Ideally, an eye examination should be performed immediately after birth and periodically during the preschool years. These years are important because it is at this time that much of a child's relationship to his environment is being established through visual channels and treatment for visual disorders is most successful.
At present, this is an impossible goal due to the large reservoir of preschool children, limited trained personnel and financial support, and lack of understanding by the publie of the importance of early eye care.
As an interim measure, the most practical approach seems to be one of vision screening as part of the total health supervision of the preschool child. This would encompass children from 3 to 5 years of age and could be performed by trained paramedical personnel or volunteers with a minimum of equipment.
For a successful program there must be community cooperation, approval, organization, education, and financing. A real effort must be made to contact that large group of children who are unknown to any service (physician) or agency. The screening itself has little value unless it is accompanied by adequate follow-up and resources to accept the referral and supervise the provision of proper care.
CONDITIONS DETECTED BY SCREENING
1. Refractive errors.
2. Muscle imbalance.
4. Some eye diseases.
A. Observation or history-applicable from birth.
1. Unusually large eyes, sensitivity to light, excessive tearing, cloudiness, inflammation, hemorrhage, abnormal eye movements, i.e., nystagmus.

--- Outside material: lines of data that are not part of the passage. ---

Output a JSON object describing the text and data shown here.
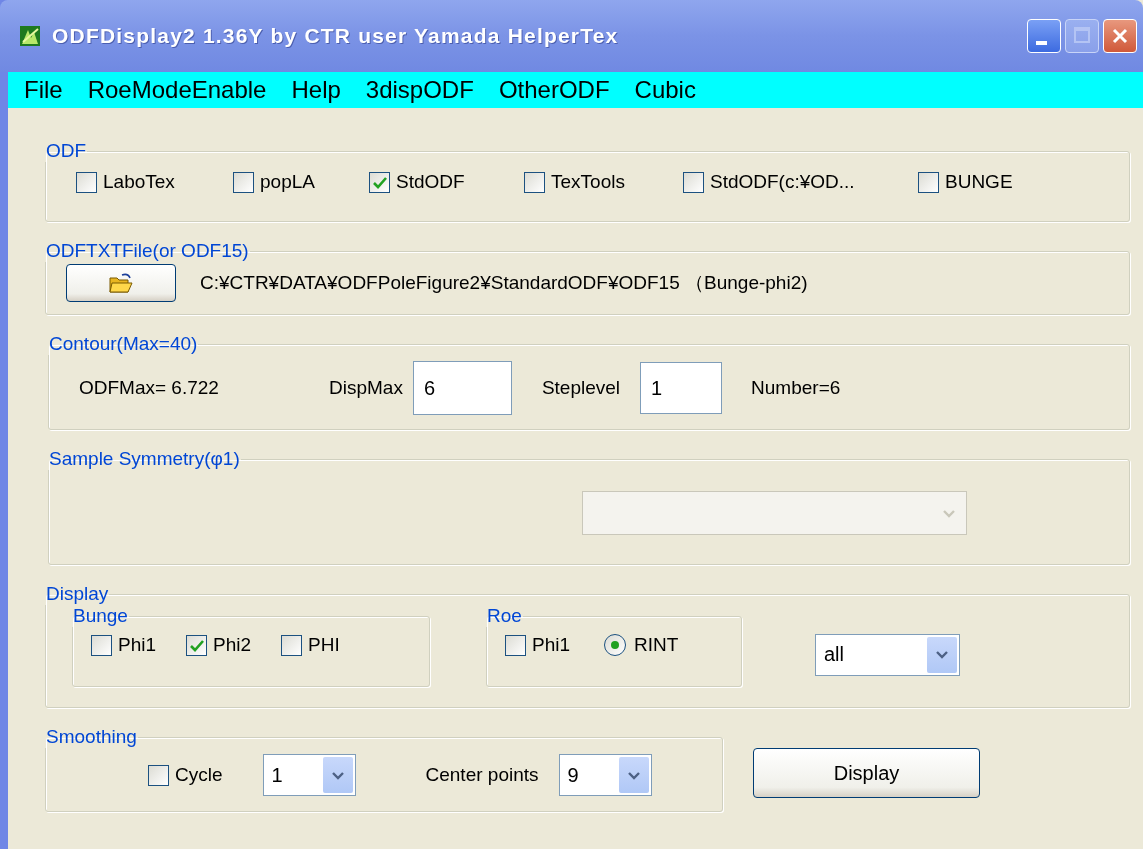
{
  "window": {
    "title": "ODFDisplay2 1.36Y by CTR user Yamada HelperTex"
  },
  "menu": [
    "File",
    "RoeModeEnable",
    "Help",
    "3dispODF",
    "OtherODF",
    "Cubic"
  ],
  "odf_group": {
    "title": "ODF",
    "options": [
      {
        "label": "LaboTex",
        "checked": false
      },
      {
        "label": "popLA",
        "checked": false
      },
      {
        "label": "StdODF",
        "checked": true
      },
      {
        "label": "TexTools",
        "checked": false
      },
      {
        "label": "StdODF(c:¥OD...",
        "checked": false
      },
      {
        "label": "BUNGE",
        "checked": false
      }
    ]
  },
  "file_group": {
    "title": "ODFTXTFile(or ODF15)",
    "path": "C:¥CTR¥DATA¥ODFPoleFigure2¥StandardODF¥ODF15 （Bunge-phi2)"
  },
  "contour_group": {
    "title": "Contour(Max=40)",
    "odf_max": "ODFMax= 6.722",
    "fields": [
      {
        "label": "DispMax",
        "value": "6"
      },
      {
        "label": "Steplevel",
        "value": "1"
      }
    ],
    "number": "Number=6"
  },
  "symmetry_group": {
    "title": "Sample Symmetry(φ1)",
    "dropdown": {
      "disabled": true
    }
  },
  "display_group": {
    "title": "Display",
    "bunge": {
      "title": "Bunge",
      "options": [
        {
          "label": "Phi1",
          "checked": false
        },
        {
          "label": "Phi2",
          "checked": true
        },
        {
          "label": "PHI",
          "checked": false
        }
      ]
    },
    "roe": {
      "title": "Roe",
      "options": [
        {
          "kind": "checkbox",
          "label": "Phi1",
          "checked": false
        },
        {
          "kind": "radio",
          "label": "RINT",
          "checked": true
        }
      ]
    },
    "dropdown": {
      "value": "all"
    }
  },
  "smoothing_group": {
    "title": "Smoothing",
    "cycle": {
      "label": "Cycle",
      "checked": false
    },
    "cycle_dropdown": {
      "value": "1"
    },
    "center_label": "Center points",
    "center_dropdown": {
      "value": "9"
    }
  },
  "display_button": "Display"
}
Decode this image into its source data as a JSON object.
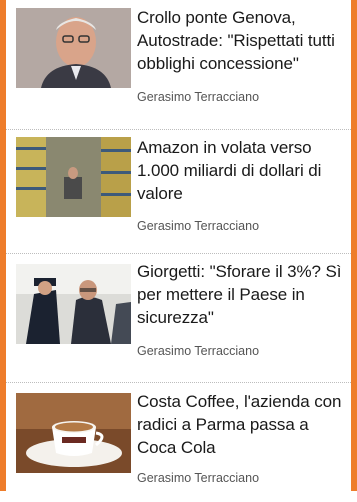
{
  "articles": [
    {
      "title": "Crollo ponte Genova, Autostrade: \"Rispettati tutti obblighi concessione\"",
      "author": "Gerasimo Terracciano",
      "thumbnail": "elderly-man-portrait-image"
    },
    {
      "title": "Amazon in volata verso 1.000 miliardi di dollari di valore",
      "author": "Gerasimo Terracciano",
      "thumbnail": "warehouse-shelves-image"
    },
    {
      "title": "Giorgetti: \"Sforare il 3%? Sì per mettere il Paese in sicurezza\"",
      "author": "Gerasimo Terracciano",
      "thumbnail": "politician-with-guard-image"
    },
    {
      "title": "Costa Coffee, l'azienda con radici a Parma passa a Coca Cola",
      "author": "Gerasimo Terracciano",
      "thumbnail": "coffee-cup-image"
    }
  ],
  "colors": {
    "frame": "#ee7d2b",
    "separator": "#bdbdbd",
    "title": "#1a1a1a",
    "author": "#555555"
  }
}
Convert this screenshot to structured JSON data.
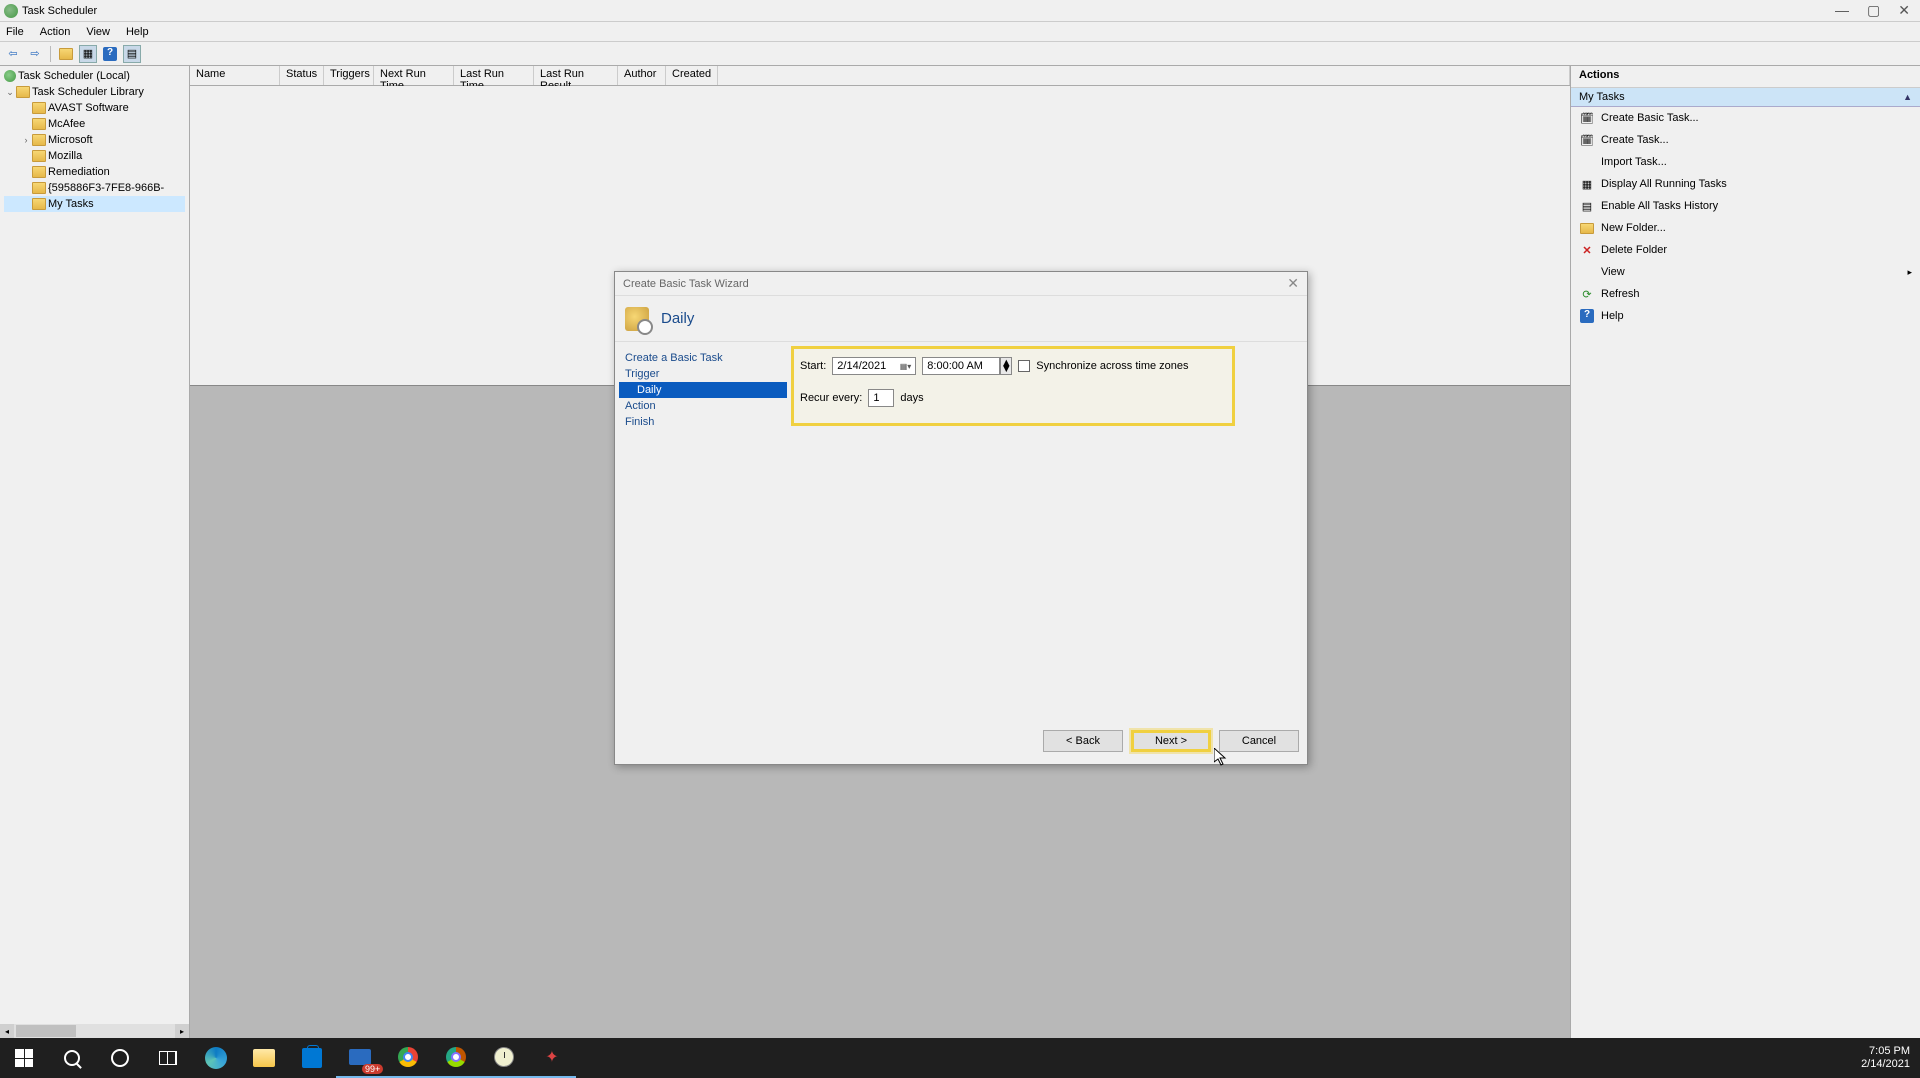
{
  "titlebar": {
    "title": "Task Scheduler"
  },
  "menubar": {
    "file": "File",
    "action": "Action",
    "view": "View",
    "help": "Help"
  },
  "tree": {
    "root": "Task Scheduler (Local)",
    "library": "Task Scheduler Library",
    "items": [
      "AVAST Software",
      "McAfee",
      "Microsoft",
      "Mozilla",
      "Remediation",
      "{595886F3-7FE8-966B-",
      "My Tasks"
    ]
  },
  "list_header": {
    "name": "Name",
    "status": "Status",
    "triggers": "Triggers",
    "next_run": "Next Run Time",
    "last_run": "Last Run Time",
    "last_result": "Last Run Result",
    "author": "Author",
    "created": "Created"
  },
  "actions": {
    "title": "Actions",
    "section": "My Tasks",
    "items": [
      "Create Basic Task...",
      "Create Task...",
      "Import Task...",
      "Display All Running Tasks",
      "Enable All Tasks History",
      "New Folder...",
      "Delete Folder",
      "View",
      "Refresh",
      "Help"
    ]
  },
  "dialog": {
    "title": "Create Basic Task Wizard",
    "banner": "Daily",
    "nav": {
      "create": "Create a Basic Task",
      "trigger": "Trigger",
      "daily": "Daily",
      "action": "Action",
      "finish": "Finish"
    },
    "form": {
      "start_label": "Start:",
      "date": "2/14/2021",
      "time": "8:00:00 AM",
      "sync_label": "Synchronize across time zones",
      "recur_label": "Recur every:",
      "recur_value": "1",
      "days_label": "days"
    },
    "buttons": {
      "back": "< Back",
      "next": "Next >",
      "cancel": "Cancel"
    }
  },
  "taskbar": {
    "badge": "99+",
    "time": "7:05 PM",
    "date": "2/14/2021"
  }
}
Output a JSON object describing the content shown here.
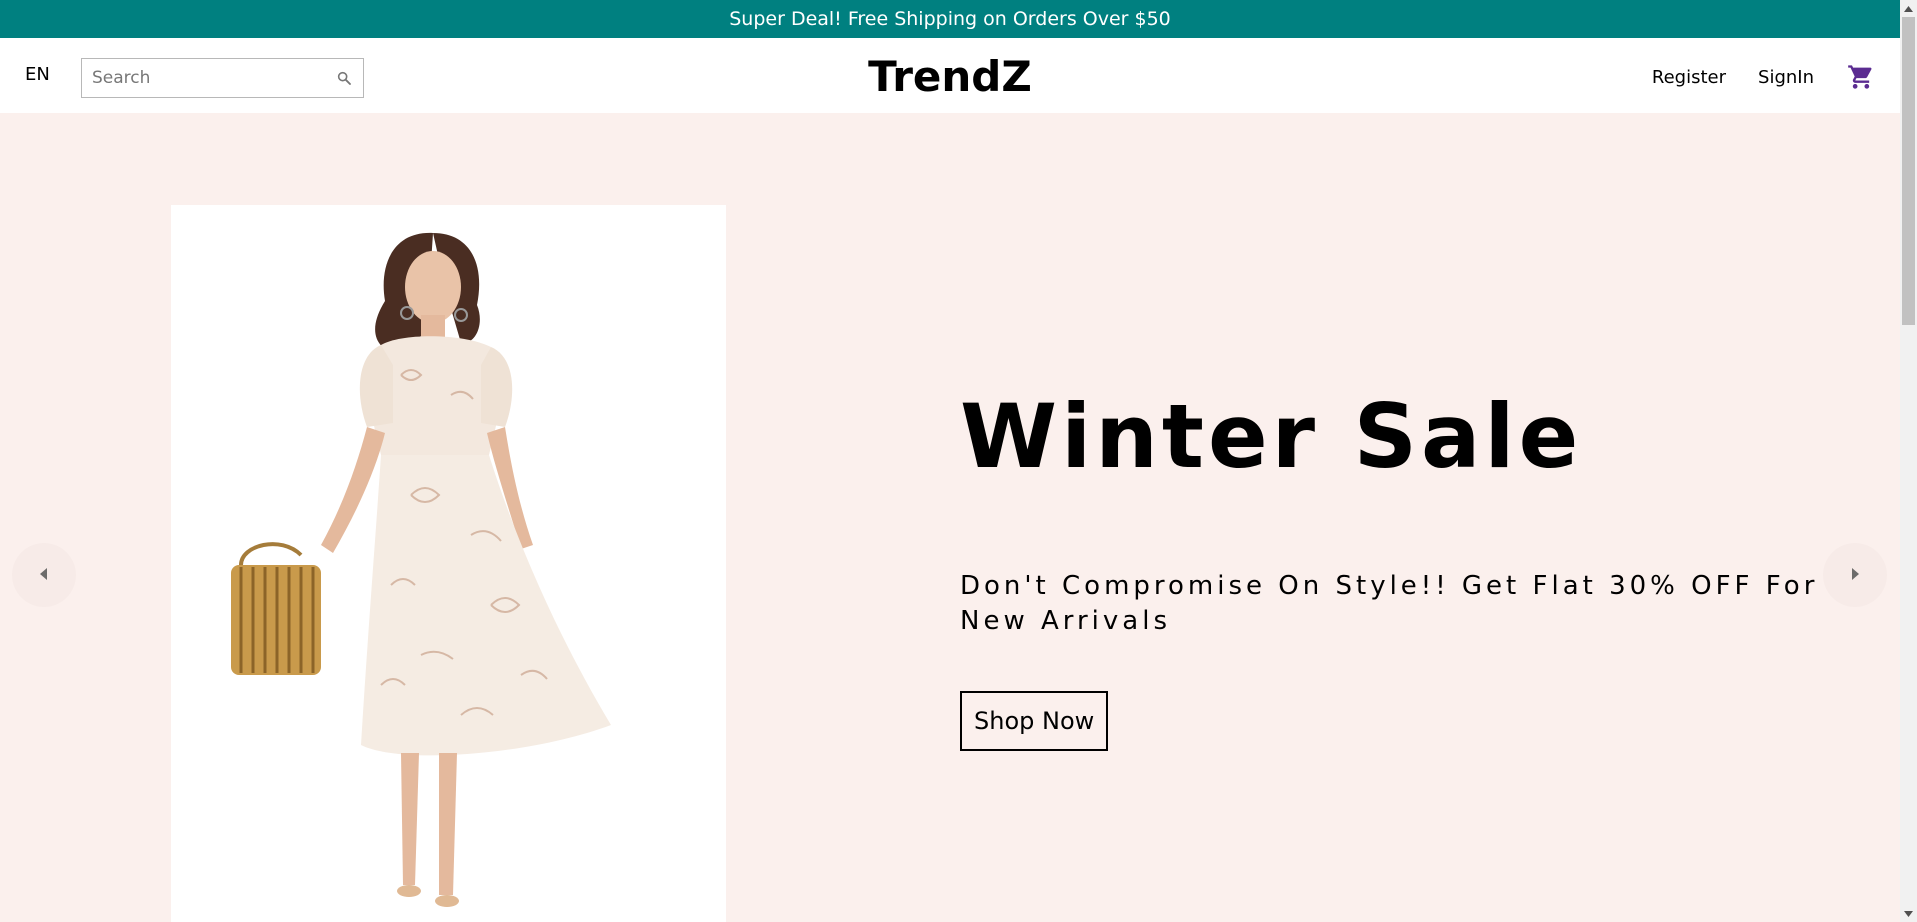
{
  "announcement": {
    "text": "Super Deal! Free Shipping on Orders Over $50",
    "background": "#008080"
  },
  "navbar": {
    "language": "EN",
    "search": {
      "placeholder": "Search",
      "value": "",
      "icon": "search-icon"
    },
    "logo": "TrendZ",
    "links": {
      "register": "Register",
      "signin": "SignIn"
    },
    "cart_icon": "shopping-cart-icon",
    "cart_icon_color": "#5b2c91"
  },
  "hero": {
    "background": "#fbf0ed",
    "title": "Winter Sale",
    "description": "Don't Compromise On Style!! Get Flat 30% OFF For New Arrivals",
    "button_label": "Shop Now",
    "image_alt": "woman-in-floral-dress-with-bamboo-bag",
    "prev_icon": "arrow-left-icon",
    "next_icon": "arrow-right-icon"
  }
}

2. Difficulty with focusing or persistent deviation of one eye after 6 months of age.
- Copyright © 1972 by the American Academy of Pediatrics